Tweddle will make her final bid for an Olympic medal in Monday's uneven bars final, the day after Beijing bronze medallist Louis Smith mounts his challenge for glory on the pommel horse.
The British men's five made history on Monday night when they won the first Olympic team medal in a century but Korbut, who claimed four golds in the 1972 Munich Games, believes this is only the beginning for the sport in this country.
Tweddle faces stiff competition from world uneven bars champion Viktoria Komova, reigning Olympic champion He Kexin of China and newly crowned individual all-around champion, Gabrielle Douglas of the United States, but Korbut has backed her to win her first Olympic title.

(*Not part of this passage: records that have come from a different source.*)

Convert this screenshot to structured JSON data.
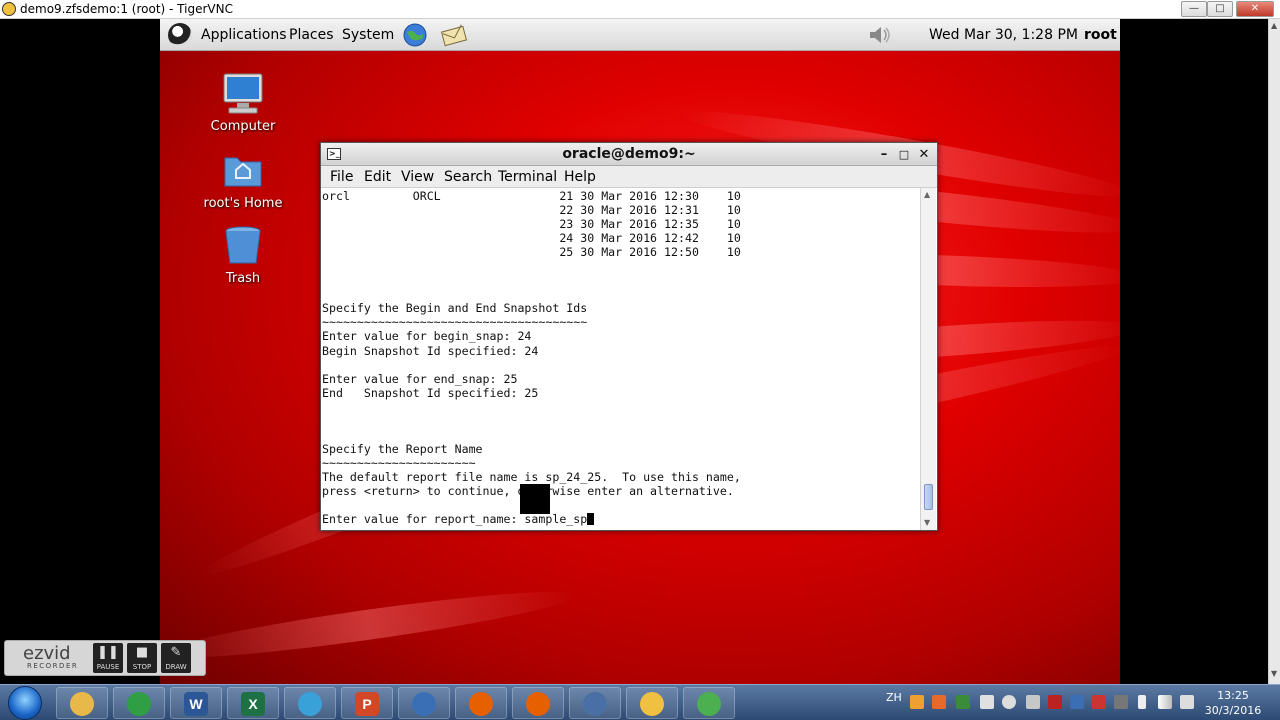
{
  "vnc_window": {
    "title": "demo9.zfsdemo:1 (root) - TigerVNC"
  },
  "panel": {
    "menus": [
      "Applications",
      "Places",
      "System"
    ],
    "datetime": "Wed Mar 30,  1:28 PM",
    "user": "root"
  },
  "desktop_icons": [
    {
      "label": "Computer",
      "icon": "computer-icon"
    },
    {
      "label": "root's Home",
      "icon": "home-folder-icon"
    },
    {
      "label": "Trash",
      "icon": "trash-icon"
    }
  ],
  "terminal": {
    "title": "oracle@demo9:~",
    "menu": [
      "File",
      "Edit",
      "View",
      "Search",
      "Terminal",
      "Help"
    ],
    "lines": [
      "orcl         ORCL                 21 30 Mar 2016 12:30    10",
      "                                  22 30 Mar 2016 12:31    10",
      "                                  23 30 Mar 2016 12:35    10",
      "                                  24 30 Mar 2016 12:42    10",
      "                                  25 30 Mar 2016 12:50    10",
      "",
      "",
      "",
      "Specify the Begin and End Snapshot Ids",
      "~~~~~~~~~~~~~~~~~~~~~~~~~~~~~~~~~~~~~~",
      "Enter value for begin_snap: 24",
      "Begin Snapshot Id specified: 24",
      "",
      "Enter value for end_snap: 25",
      "End   Snapshot Id specified: 25",
      "",
      "",
      "",
      "Specify the Report Name",
      "~~~~~~~~~~~~~~~~~~~~~~",
      "The default report file name is sp_24_25.  To use this name,",
      "press <return> to continue, otherwise enter an alternative.",
      "",
      "Enter value for report_name: sample_sp"
    ]
  },
  "ezvid": {
    "logo": "ezvid",
    "logo_sub": "RECORDER",
    "buttons": [
      "PAUSE",
      "STOP",
      "DRAW"
    ]
  },
  "taskbar": {
    "apps": [
      {
        "name": "file-explorer-icon",
        "color": "#e8b84a"
      },
      {
        "name": "chrome-icon",
        "color": "#2f9e44"
      },
      {
        "name": "word-icon",
        "color": "#2b5797",
        "glyph": "W"
      },
      {
        "name": "excel-icon",
        "color": "#1e7145",
        "glyph": "X"
      },
      {
        "name": "globe-icon",
        "color": "#3aa0d8"
      },
      {
        "name": "powerpoint-icon",
        "color": "#d24726",
        "glyph": "P"
      },
      {
        "name": "thunderbird-icon",
        "color": "#3a6fb5"
      },
      {
        "name": "firefox-icon",
        "color": "#e66000"
      },
      {
        "name": "firefox-icon",
        "color": "#e66000"
      },
      {
        "name": "network-icon",
        "color": "#4a6fa5"
      },
      {
        "name": "tigervnc-icon",
        "color": "#f0c040"
      },
      {
        "name": "green-globe-icon",
        "color": "#4caf50"
      }
    ],
    "tray_lang": "ZH",
    "clock_time": "13:25",
    "clock_date": "30/3/2016"
  },
  "colors": {
    "desktop_red": "#e00000",
    "taskbar": "#2c4a73"
  }
}
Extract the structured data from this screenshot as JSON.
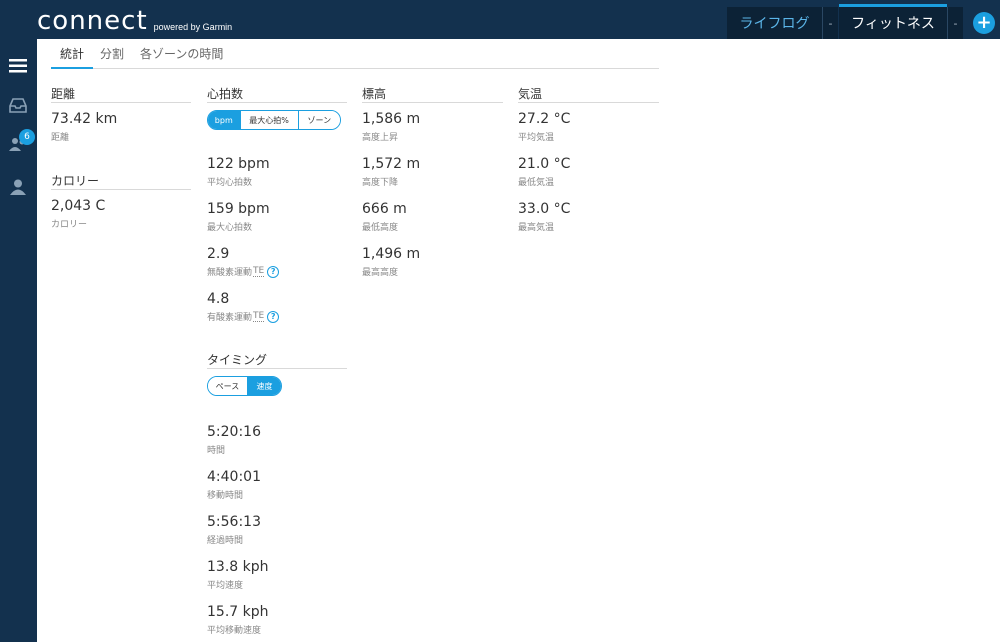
{
  "header": {
    "logo_word": "connect",
    "logo_sub": "powered by Garmin",
    "tabs": [
      {
        "label": "ライフログ",
        "caret": "-"
      },
      {
        "label": "フィットネス",
        "caret": "-"
      }
    ],
    "add_label": "+"
  },
  "sidebar": {
    "badge_count": "6",
    "icons": [
      "menu-icon",
      "inbox-icon",
      "connections-icon",
      "profile-icon"
    ]
  },
  "subtabs": [
    "統計",
    "分割",
    "各ゾーンの時間"
  ],
  "distance": {
    "title": "距離",
    "stats": [
      {
        "value": "73.42 km",
        "label": "距離"
      }
    ]
  },
  "calories": {
    "title": "カロリー",
    "stats": [
      {
        "value": "2,043 C",
        "label": "カロリー"
      }
    ]
  },
  "heart_rate": {
    "title": "心拍数",
    "toggle": [
      "bpm",
      "最大心拍%",
      "ゾーン"
    ],
    "stats": [
      {
        "value": "122 bpm",
        "label": "平均心拍数"
      },
      {
        "value": "159 bpm",
        "label": "最大心拍数"
      },
      {
        "value": "2.9",
        "label": "無酸素運動",
        "suffix": "TE"
      },
      {
        "value": "4.8",
        "label": "有酸素運動",
        "suffix": "TE"
      }
    ],
    "help": "?"
  },
  "timing": {
    "title": "タイミング",
    "toggle": [
      "ペース",
      "速度"
    ],
    "stats": [
      {
        "value": "5:20:16",
        "label": "時間"
      },
      {
        "value": "4:40:01",
        "label": "移動時間"
      },
      {
        "value": "5:56:13",
        "label": "経過時間"
      },
      {
        "value": "13.8 kph",
        "label": "平均速度"
      },
      {
        "value": "15.7 kph",
        "label": "平均移動速度"
      }
    ]
  },
  "elevation": {
    "title": "標高",
    "stats": [
      {
        "value": "1,586 m",
        "label": "高度上昇"
      },
      {
        "value": "1,572 m",
        "label": "高度下降"
      },
      {
        "value": "666 m",
        "label": "最低高度"
      },
      {
        "value": "1,496 m",
        "label": "最高高度"
      }
    ]
  },
  "temperature": {
    "title": "気温",
    "stats": [
      {
        "value": "27.2 °C",
        "label": "平均気温"
      },
      {
        "value": "21.0 °C",
        "label": "最低気温"
      },
      {
        "value": "33.0 °C",
        "label": "最高気温"
      }
    ]
  },
  "colors": {
    "accent": "#1b9fe0",
    "nav": "#13314e"
  }
}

"Beth Tweddle is not at an Olympics for the first time and she will beat Viktoria Komova," Korbut told Press Association Sport.
"I do not hope she will win, I know she will win.
"She has big potential. She is very competitive and has a lot of experience.
"I don't think she is so much better but she has something. I like her."
Former Soviet Union gymnast Korbut shot to fame 40 years ago at the Munich Games where she revolutionised gymnastics, introducing new complex moves on beam and bars, known as the "Korbut Flip", and prompting renewed worldwide interest in the sport.
The 57-year-old, who was nicknamed the "Sparrow from Minsk" during her Olympic heyday, believes the achievements of the British gymnastics team, especially the men, will help to revolutionise the sport in this country.
"I think the British men can do for gymnastics in this country what I did in 1972," Korbut said.
"They are tremendous. What they are doing now is making the impossible, possible.
"Look at them, the men and women. Hello - very good.
"They will bring more men to gymnastics which means you can choose more.
"This Olympic Games is just the beginning for British gymnastics. You will see."